··· Input material
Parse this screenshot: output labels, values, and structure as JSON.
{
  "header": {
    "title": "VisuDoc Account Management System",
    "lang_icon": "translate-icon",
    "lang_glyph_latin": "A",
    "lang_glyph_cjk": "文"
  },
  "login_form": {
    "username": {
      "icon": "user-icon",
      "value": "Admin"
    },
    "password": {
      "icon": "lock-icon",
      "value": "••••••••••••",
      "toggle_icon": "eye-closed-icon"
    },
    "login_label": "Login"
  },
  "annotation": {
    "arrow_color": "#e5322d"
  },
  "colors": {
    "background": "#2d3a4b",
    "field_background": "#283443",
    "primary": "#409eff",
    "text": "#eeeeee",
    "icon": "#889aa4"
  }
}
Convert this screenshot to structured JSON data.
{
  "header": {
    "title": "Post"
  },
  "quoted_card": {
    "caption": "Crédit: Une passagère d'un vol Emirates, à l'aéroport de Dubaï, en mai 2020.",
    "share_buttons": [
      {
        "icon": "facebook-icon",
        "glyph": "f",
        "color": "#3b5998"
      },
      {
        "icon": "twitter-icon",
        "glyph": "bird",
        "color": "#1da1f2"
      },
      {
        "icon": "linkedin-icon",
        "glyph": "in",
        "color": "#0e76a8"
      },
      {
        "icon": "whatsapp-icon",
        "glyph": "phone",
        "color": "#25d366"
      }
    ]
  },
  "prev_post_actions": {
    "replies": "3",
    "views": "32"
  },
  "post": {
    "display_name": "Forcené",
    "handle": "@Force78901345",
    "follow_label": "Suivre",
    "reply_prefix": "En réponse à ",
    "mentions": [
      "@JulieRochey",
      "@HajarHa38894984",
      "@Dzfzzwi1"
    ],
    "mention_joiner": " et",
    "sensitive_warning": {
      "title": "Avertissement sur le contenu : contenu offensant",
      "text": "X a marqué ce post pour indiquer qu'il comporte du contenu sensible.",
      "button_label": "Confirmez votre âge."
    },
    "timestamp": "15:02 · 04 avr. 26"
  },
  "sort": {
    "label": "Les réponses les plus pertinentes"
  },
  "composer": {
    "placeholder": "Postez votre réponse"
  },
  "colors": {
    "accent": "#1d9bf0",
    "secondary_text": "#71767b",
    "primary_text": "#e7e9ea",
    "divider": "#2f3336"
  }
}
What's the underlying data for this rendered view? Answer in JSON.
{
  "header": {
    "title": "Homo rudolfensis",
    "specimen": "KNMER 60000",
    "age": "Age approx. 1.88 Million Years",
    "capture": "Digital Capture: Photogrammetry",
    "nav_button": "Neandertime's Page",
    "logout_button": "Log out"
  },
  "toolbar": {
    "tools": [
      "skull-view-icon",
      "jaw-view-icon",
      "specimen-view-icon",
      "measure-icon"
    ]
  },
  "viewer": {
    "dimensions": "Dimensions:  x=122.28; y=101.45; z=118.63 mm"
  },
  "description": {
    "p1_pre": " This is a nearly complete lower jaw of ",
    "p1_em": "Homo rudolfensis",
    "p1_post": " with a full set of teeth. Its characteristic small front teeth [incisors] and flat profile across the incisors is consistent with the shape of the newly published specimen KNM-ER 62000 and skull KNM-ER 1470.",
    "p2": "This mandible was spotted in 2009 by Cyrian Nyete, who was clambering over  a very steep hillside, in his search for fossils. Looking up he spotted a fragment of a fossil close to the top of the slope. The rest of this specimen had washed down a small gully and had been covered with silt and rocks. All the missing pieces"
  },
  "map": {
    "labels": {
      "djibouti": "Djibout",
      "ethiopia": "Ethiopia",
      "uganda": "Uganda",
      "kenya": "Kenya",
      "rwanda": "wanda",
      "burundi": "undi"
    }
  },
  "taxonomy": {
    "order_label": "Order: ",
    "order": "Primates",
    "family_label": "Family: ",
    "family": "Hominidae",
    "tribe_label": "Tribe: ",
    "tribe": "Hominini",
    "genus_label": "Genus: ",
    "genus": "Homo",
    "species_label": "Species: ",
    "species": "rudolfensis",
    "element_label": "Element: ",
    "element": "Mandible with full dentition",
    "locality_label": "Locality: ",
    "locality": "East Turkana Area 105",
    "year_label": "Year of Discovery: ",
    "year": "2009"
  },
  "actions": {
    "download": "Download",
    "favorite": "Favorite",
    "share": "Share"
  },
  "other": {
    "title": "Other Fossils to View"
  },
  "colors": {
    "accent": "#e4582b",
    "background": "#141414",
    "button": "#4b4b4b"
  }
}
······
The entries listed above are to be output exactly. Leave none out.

Exercise result:
Parse this screenshot: output labels, values, and structure as JSON.
{
  "header": {
    "title": "VisuDoc Account Management System",
    "lang_icon": "translate-icon",
    "lang_glyph_latin": "A",
    "lang_glyph_cjk": "文"
  },
  "login_form": {
    "username": {
      "icon": "user-icon",
      "value": "Admin"
    },
    "password": {
      "icon": "lock-icon",
      "value": "••••••••••••",
      "toggle_icon": "eye-closed-icon"
    },
    "login_label": "Login"
  },
  "annotation": {
    "arrow_color": "#e5322d"
  },
  "colors": {
    "background": "#2d3a4b",
    "field_background": "#283443",
    "primary": "#409eff",
    "text": "#eeeeee",
    "icon": "#889aa4"
  }
}
Convert this screenshot to structured JSON data.
{
  "header": {
    "title": "Post"
  },
  "quoted_card": {
    "caption": "Crédit: Une passagère d'un vol Emirates, à l'aéroport de Dubaï, en mai 2020.",
    "share_buttons": [
      {
        "icon": "facebook-icon",
        "glyph": "f",
        "color": "#3b5998"
      },
      {
        "icon": "twitter-icon",
        "glyph": "bird",
        "color": "#1da1f2"
      },
      {
        "icon": "linkedin-icon",
        "glyph": "in",
        "color": "#0e76a8"
      },
      {
        "icon": "whatsapp-icon",
        "glyph": "phone",
        "color": "#25d366"
      }
    ]
  },
  "prev_post_actions": {
    "replies": "3",
    "views": "32"
  },
  "post": {
    "display_name": "Forcené",
    "handle": "@Force78901345",
    "follow_label": "Suivre",
    "reply_prefix": "En réponse à ",
    "mentions": [
      "@JulieRochey",
      "@HajarHa38894984",
      "@Dzfzzwi1"
    ],
    "mention_joiner": " et",
    "sensitive_warning": {
      "title": "Avertissement sur le contenu : contenu offensant",
      "text": "X a marqué ce post pour indiquer qu'il comporte du contenu sensible.",
      "button_label": "Confirmez votre âge."
    },
    "timestamp": "15:02 · 04 avr. 26"
  },
  "sort": {
    "label": "Les réponses les plus pertinentes"
  },
  "composer": {
    "placeholder": "Postez votre réponse"
  },
  "colors": {
    "accent": "#1d9bf0",
    "secondary_text": "#71767b",
    "primary_text": "#e7e9ea",
    "divider": "#2f3336"
  }
}
What's the underlying data for this rendered view? Answer in JSON.
{
  "header": {
    "title": "Homo rudolfensis",
    "specimen": "KNMER 60000",
    "age": "Age approx. 1.88 Million Years",
    "capture": "Digital Capture: Photogrammetry",
    "nav_button": "Neandertime's Page",
    "logout_button": "Log out"
  },
  "toolbar": {
    "tools": [
      "skull-view-icon",
      "jaw-view-icon",
      "specimen-view-icon",
      "measure-icon"
    ]
  },
  "viewer": {
    "dimensions": "Dimensions:  x=122.28; y=101.45; z=118.63 mm"
  },
  "description": {
    "p1_pre": " This is a nearly complete lower jaw of ",
    "p1_em": "Homo rudolfensis",
    "p1_post": " with a full set of teeth. Its characteristic small front teeth [incisors] and flat profile across the incisors is consistent with the shape of the newly published specimen KNM-ER 62000 and skull KNM-ER 1470.",
    "p2": "This mandible was spotted in 2009 by Cyrian Nyete, who was clambering over  a very steep hillside, in his search for fossils. Looking up he spotted a fragment of a fossil close to the top of the slope. The rest of this specimen had washed down a small gully and had been covered with silt and rocks. All the missing pieces"
  },
  "map": {
    "labels": {
      "djibouti": "Djibout",
      "ethiopia": "Ethiopia",
      "uganda": "Uganda",
      "kenya": "Kenya",
      "rwanda": "wanda",
      "burundi": "undi"
    }
  },
  "taxonomy": {
    "order_label": "Order: ",
    "order": "Primates",
    "family_label": "Family: ",
    "family": "Hominidae",
    "tribe_label": "Tribe: ",
    "tribe": "Hominini",
    "genus_label": "Genus: ",
    "genus": "Homo",
    "species_label": "Species: ",
    "species": "rudolfensis",
    "element_label": "Element: ",
    "element": "Mandible with full dentition",
    "locality_label": "Locality: ",
    "locality": "East Turkana Area 105",
    "year_label": "Year of Discovery: ",
    "year": "2009"
  },
  "actions": {
    "download": "Download",
    "favorite": "Favorite",
    "share": "Share"
  },
  "other": {
    "title": "Other Fossils to View"
  },
  "colors": {
    "accent": "#e4582b",
    "background": "#141414",
    "button": "#4b4b4b"
  }
}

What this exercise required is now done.